Having a child isn’t necessarily about biology. Someone has to birth the kid I guess, but you don’t personally need to do it to be a parent. Most fathers don’t. In the same way being a woman has nothing to do with biology. But, space films are obsessed with biology and that’s because our tiny little bodies quake in the silence of space.

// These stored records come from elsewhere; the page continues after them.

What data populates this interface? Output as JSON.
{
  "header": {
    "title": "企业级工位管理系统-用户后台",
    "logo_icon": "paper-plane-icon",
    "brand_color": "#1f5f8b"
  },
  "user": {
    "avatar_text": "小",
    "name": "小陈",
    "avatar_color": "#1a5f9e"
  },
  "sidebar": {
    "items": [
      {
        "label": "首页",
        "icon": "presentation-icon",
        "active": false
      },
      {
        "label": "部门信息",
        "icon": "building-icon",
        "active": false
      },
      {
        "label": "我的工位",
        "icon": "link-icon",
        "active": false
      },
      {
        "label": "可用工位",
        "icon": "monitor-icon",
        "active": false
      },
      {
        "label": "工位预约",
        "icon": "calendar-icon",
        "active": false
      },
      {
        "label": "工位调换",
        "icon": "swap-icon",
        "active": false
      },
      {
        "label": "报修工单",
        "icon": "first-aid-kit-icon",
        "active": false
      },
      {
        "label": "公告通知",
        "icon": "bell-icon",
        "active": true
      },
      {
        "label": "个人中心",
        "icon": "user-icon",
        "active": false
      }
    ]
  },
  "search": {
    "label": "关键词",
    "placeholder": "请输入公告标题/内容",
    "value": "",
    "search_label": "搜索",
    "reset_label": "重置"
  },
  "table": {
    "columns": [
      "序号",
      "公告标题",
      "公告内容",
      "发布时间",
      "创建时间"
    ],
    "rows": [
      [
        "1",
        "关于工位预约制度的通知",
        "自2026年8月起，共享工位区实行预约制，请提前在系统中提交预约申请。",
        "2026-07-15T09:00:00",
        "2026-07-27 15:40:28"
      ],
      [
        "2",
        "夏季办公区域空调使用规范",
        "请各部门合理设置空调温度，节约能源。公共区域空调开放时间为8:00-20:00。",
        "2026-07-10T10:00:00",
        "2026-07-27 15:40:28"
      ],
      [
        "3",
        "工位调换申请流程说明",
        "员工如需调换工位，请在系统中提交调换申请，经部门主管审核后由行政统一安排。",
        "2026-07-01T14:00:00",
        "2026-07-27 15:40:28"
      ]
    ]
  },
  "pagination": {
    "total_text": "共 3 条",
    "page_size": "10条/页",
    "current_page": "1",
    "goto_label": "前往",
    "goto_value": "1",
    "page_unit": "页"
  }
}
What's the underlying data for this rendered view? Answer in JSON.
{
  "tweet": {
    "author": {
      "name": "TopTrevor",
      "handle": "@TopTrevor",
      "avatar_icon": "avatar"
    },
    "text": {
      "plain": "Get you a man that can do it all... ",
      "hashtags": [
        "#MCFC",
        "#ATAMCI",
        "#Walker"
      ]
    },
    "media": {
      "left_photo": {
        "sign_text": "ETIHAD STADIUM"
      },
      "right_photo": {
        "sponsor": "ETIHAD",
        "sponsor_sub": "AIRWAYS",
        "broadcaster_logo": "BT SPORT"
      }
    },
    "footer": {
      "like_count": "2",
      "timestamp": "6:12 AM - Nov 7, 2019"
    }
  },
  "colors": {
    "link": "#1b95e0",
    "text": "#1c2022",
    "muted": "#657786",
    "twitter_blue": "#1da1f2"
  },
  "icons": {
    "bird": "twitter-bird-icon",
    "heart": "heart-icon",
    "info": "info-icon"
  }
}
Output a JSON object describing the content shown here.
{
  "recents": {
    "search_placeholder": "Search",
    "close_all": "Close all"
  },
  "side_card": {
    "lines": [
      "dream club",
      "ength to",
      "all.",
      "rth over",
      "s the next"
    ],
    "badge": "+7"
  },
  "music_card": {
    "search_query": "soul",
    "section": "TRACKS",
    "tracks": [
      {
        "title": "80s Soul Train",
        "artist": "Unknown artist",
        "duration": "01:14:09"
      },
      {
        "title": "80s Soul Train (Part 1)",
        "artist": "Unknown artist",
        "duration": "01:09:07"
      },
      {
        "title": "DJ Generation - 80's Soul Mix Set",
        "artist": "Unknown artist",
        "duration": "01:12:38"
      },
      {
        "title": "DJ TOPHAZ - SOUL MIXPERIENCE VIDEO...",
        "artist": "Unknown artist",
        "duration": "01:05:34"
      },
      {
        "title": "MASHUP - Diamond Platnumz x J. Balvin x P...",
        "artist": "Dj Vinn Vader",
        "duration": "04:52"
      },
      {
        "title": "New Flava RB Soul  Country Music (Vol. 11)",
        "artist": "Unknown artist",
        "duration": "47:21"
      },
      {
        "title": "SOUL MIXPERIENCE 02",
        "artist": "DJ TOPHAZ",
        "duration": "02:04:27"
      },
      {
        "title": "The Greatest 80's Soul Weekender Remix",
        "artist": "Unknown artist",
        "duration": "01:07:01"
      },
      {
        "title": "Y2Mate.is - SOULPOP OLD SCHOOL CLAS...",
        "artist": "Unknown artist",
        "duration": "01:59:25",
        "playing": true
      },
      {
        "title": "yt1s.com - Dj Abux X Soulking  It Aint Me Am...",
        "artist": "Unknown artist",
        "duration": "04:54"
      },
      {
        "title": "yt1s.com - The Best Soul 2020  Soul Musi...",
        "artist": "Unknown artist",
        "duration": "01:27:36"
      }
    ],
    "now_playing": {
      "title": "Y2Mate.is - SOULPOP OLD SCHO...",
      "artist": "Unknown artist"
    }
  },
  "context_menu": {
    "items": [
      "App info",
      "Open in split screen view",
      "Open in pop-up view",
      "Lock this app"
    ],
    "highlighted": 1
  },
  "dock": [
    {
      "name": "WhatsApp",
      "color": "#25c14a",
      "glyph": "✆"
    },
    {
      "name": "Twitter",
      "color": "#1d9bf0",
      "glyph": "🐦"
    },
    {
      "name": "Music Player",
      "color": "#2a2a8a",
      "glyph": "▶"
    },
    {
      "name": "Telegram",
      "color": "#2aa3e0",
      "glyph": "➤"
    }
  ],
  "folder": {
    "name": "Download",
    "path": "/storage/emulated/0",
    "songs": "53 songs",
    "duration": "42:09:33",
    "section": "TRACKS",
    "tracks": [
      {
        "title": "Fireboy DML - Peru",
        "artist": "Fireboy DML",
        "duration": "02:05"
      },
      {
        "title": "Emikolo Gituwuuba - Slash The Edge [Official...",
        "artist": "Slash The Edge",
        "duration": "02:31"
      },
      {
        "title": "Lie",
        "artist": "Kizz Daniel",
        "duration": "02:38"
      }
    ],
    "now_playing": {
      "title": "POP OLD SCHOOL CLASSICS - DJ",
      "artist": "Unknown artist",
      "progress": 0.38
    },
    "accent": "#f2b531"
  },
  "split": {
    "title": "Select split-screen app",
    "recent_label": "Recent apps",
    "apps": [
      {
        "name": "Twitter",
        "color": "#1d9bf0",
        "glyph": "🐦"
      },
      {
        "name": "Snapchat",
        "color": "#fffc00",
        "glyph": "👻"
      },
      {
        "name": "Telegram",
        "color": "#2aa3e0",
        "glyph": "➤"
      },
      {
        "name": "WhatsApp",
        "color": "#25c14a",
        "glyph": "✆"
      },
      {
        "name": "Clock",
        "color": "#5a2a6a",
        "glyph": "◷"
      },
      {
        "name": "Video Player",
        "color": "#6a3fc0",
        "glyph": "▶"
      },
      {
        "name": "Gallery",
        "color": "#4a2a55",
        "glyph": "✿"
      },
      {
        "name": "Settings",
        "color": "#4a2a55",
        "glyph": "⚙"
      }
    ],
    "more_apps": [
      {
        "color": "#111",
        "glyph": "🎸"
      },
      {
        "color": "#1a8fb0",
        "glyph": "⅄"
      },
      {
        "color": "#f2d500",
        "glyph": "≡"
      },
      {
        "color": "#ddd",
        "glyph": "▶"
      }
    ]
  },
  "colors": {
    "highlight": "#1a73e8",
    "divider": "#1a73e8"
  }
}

Space changes biology. Astronauts are exposed to space radiation outside the earth’s cosy, protective atmosphere. You grow taller in space. You lose muscle mass. You lose bone density. It was not known how microgravity would affect periods. Scientists were worried the blood would not flow out of the womb, or flow into the fallopian tube and become a problem. These fears turned out to be unfounded, but the only way that they could test it was by having a woman menstruate in space. Menstruation has been connected to space for millennia. It’s an interesting coincidence that both the moon and the average cycle of people who menstruate are at 29.53 and 28 days respectively, and we haven’t been able to find any reason for it.
Most of Proxima’s action takes place on the ground, in astronaut training school. Eva Green’s single mother shows the burden of being the expected provider of childcare, and shouldering greater judgement than her male colleagues when leaving her daughter to go to space for a year. At one point, she’s asked if she wants to take the pill continuously or use tampons, and when she confirms the tampons, she is told they will come out of her incredibly small luggage allowance. This references the famous story about NASA asking Sally Ride, the first American woman in space, if 100 tampons would be enough.
I always thought the lack of female existential crises in film was down to men (the ones usually making the films) not being able to see women’s interior lives. But maybe it’s actually because many women have the ability to produce a whole human and not be alone in the endless void. Women’s connections to earth’s endless cycles—of birth and death, of summer and winter, of emptiness and renewal—do not trap us in those cycles. Do not trap us in time, we own the void.